- _Work instruction_:
Word for word, reproduce all of the entries shown below.

Dataset rows describing interfaces
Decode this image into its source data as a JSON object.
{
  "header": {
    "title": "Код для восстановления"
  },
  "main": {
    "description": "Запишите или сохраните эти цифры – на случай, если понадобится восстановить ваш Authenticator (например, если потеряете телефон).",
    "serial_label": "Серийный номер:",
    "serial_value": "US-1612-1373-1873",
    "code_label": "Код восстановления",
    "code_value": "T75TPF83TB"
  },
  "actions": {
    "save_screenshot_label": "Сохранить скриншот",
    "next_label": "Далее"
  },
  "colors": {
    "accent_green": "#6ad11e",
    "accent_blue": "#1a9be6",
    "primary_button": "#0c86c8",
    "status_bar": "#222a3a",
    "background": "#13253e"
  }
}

- _Result for this task_:
Decode this image into its source data as a JSON object.
{
  "header": {
    "title": "Код для восстановления"
  },
  "main": {
    "description": "Запишите или сохраните эти цифры – на случай, если понадобится восстановить ваш Authenticator (например, если потеряете телефон).",
    "serial_label": "Серийный номер:",
    "serial_value": "US-1612-1373-1873",
    "code_label": "Код восстановления",
    "code_value": "T75TPF83TB"
  },
  "actions": {
    "save_screenshot_label": "Сохранить скриншот",
    "next_label": "Далее"
  },
  "colors": {
    "accent_green": "#6ad11e",
    "accent_blue": "#1a9be6",
    "primary_button": "#0c86c8",
    "status_bar": "#222a3a",
    "background": "#13253e"
  }
}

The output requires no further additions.